*** DATA TO USE ***
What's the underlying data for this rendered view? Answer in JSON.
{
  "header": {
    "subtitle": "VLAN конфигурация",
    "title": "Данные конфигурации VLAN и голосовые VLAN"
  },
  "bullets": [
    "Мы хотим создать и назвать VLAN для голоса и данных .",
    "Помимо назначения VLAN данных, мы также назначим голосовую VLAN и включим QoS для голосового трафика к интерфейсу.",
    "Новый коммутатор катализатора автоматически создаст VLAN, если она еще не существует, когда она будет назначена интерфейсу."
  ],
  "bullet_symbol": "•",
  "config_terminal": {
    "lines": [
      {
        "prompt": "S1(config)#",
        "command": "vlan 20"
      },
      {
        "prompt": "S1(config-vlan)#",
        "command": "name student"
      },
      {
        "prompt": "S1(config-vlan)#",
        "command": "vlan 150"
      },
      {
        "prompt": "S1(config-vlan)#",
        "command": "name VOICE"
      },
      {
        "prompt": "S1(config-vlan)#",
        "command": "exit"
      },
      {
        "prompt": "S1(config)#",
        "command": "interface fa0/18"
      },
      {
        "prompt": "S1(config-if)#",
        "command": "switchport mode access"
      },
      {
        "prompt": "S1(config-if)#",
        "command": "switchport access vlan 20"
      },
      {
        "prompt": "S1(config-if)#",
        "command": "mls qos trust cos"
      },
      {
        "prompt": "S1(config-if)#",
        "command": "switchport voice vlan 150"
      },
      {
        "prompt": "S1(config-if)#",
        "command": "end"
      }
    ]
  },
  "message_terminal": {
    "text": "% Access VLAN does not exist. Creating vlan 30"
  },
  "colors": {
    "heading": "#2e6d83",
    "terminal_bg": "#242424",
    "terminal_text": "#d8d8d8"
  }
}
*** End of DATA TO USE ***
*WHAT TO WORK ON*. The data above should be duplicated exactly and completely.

*FINISHED EXERCISE*.
What's the underlying data for this rendered view? Answer in JSON.
{
  "header": {
    "subtitle": "VLAN конфигурация",
    "title": "Данные конфигурации VLAN и голосовые VLAN"
  },
  "bullets": [
    "Мы хотим создать и назвать VLAN для голоса и данных .",
    "Помимо назначения VLAN данных, мы также назначим голосовую VLAN и включим QoS для голосового трафика к интерфейсу.",
    "Новый коммутатор катализатора автоматически создаст VLAN, если она еще не существует, когда она будет назначена интерфейсу."
  ],
  "bullet_symbol": "•",
  "config_terminal": {
    "lines": [
      {
        "prompt": "S1(config)#",
        "command": "vlan 20"
      },
      {
        "prompt": "S1(config-vlan)#",
        "command": "name student"
      },
      {
        "prompt": "S1(config-vlan)#",
        "command": "vlan 150"
      },
      {
        "prompt": "S1(config-vlan)#",
        "command": "name VOICE"
      },
      {
        "prompt": "S1(config-vlan)#",
        "command": "exit"
      },
      {
        "prompt": "S1(config)#",
        "command": "interface fa0/18"
      },
      {
        "prompt": "S1(config-if)#",
        "command": "switchport mode access"
      },
      {
        "prompt": "S1(config-if)#",
        "command": "switchport access vlan 20"
      },
      {
        "prompt": "S1(config-if)#",
        "command": "mls qos trust cos"
      },
      {
        "prompt": "S1(config-if)#",
        "command": "switchport voice vlan 150"
      },
      {
        "prompt": "S1(config-if)#",
        "command": "end"
      }
    ]
  },
  "message_terminal": {
    "text": "% Access VLAN does not exist. Creating vlan 30"
  },
  "colors": {
    "heading": "#2e6d83",
    "terminal_bg": "#242424",
    "terminal_text": "#d8d8d8"
  }
}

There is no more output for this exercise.